(Dataset rows for apps and sites)
- - -

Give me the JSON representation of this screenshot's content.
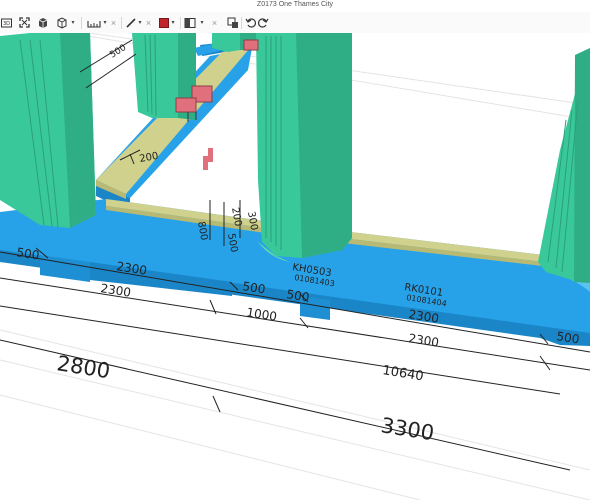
{
  "window": {
    "title": "Z0173 One Thames City"
  },
  "toolbar": {
    "icons": [
      "view-3d-icon",
      "fit-view-icon",
      "objects-icon",
      "cube-icon",
      "measure-icon",
      "line-icon",
      "color-icon",
      "clip-icon",
      "undo-icon",
      "redo-icon",
      "model-tree-icon"
    ],
    "accent_color": "#c0252b"
  },
  "model": {
    "colors": {
      "slab": "#27a2e8",
      "column": "#39c89a",
      "beam": "#cfd18c",
      "plate": "#e0707c"
    },
    "dimensions": {
      "d_500_a": "500",
      "d_2300_a": "2300",
      "d_500_b": "500",
      "d_500_c": "500",
      "d_500_d": "500",
      "d_2300_b": "2300",
      "d_1000": "1000",
      "d_2300_c": "2300",
      "d_10640": "10640",
      "d_2800": "2800",
      "d_3300": "3300",
      "d_2300_d": "2300",
      "d_200_a": "200",
      "d_200_b": "200",
      "d_300": "300",
      "d_800": "800",
      "d_500_e": "500",
      "d_500_f": "500"
    },
    "labels": {
      "mark_a": "KH0503",
      "mark_a_id": "01081403",
      "mark_b": "RK0101",
      "mark_b_id": "01081404"
    }
  }
}
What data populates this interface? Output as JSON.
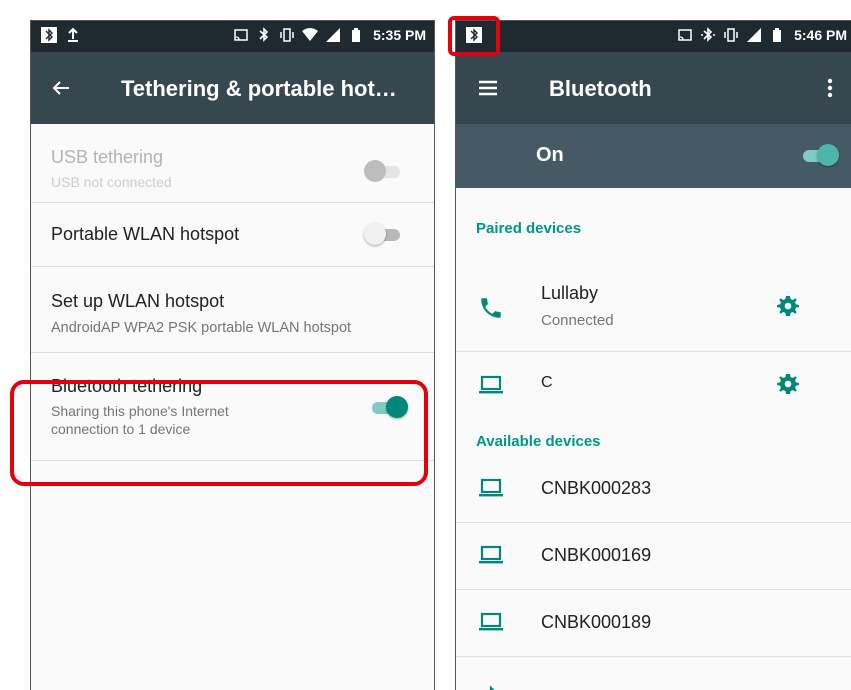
{
  "left_screen": {
    "status_bar": {
      "left_icons": [
        "bluetooth-icon",
        "upload-icon"
      ],
      "right_icons": [
        "cast-icon",
        "bluetooth-icon",
        "vibrate-icon",
        "wifi-icon",
        "signal-icon",
        "battery-icon"
      ],
      "time": "5:35 PM"
    },
    "toolbar": {
      "title": "Tethering & portable hot…",
      "back_icon": "arrow-back-icon"
    },
    "items": [
      {
        "title": "USB tethering",
        "subtitle": "USB not connected",
        "enabled": false,
        "checked": false
      },
      {
        "title": "Portable WLAN hotspot",
        "enabled": true,
        "checked": false
      },
      {
        "title": "Set up WLAN hotspot",
        "subtitle": "AndroidAP WPA2 PSK portable WLAN hotspot"
      },
      {
        "title": "Bluetooth tethering",
        "subtitle_line1": "Sharing this phone's Internet",
        "subtitle_line2": "connection to 1 device",
        "enabled": true,
        "checked": true
      }
    ]
  },
  "right_screen": {
    "status_bar": {
      "left_icons": [
        "bluetooth-icon"
      ],
      "right_icons": [
        "cast-icon",
        "bluetooth-icon",
        "vibrate-icon",
        "signal-icon",
        "battery-icon"
      ],
      "time": "5:46 PM"
    },
    "toolbar": {
      "title": "Bluetooth",
      "menu_icon": "hamburger-menu-icon",
      "overflow_icon": "more-vert-icon"
    },
    "master_switch": {
      "label": "On",
      "checked": true
    },
    "paired_header": "Paired devices",
    "paired_devices": [
      {
        "name": "Lullaby",
        "status": "Connected",
        "icon": "phone-icon"
      },
      {
        "name": "C",
        "icon": "laptop-icon"
      }
    ],
    "available_header": "Available devices",
    "available_devices": [
      {
        "name": "CNBK000283",
        "icon": "laptop-icon"
      },
      {
        "name": "CNBK000169",
        "icon": "laptop-icon"
      },
      {
        "name": "CNBK000189",
        "icon": "laptop-icon"
      }
    ]
  },
  "colors": {
    "accent": "#009688",
    "toolbar": "#37474f",
    "status_bar": "#1f2a30",
    "master_bar": "#455a64",
    "highlight": "#e3000b"
  }
}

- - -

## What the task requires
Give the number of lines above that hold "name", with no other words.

## Answer for this exercise
5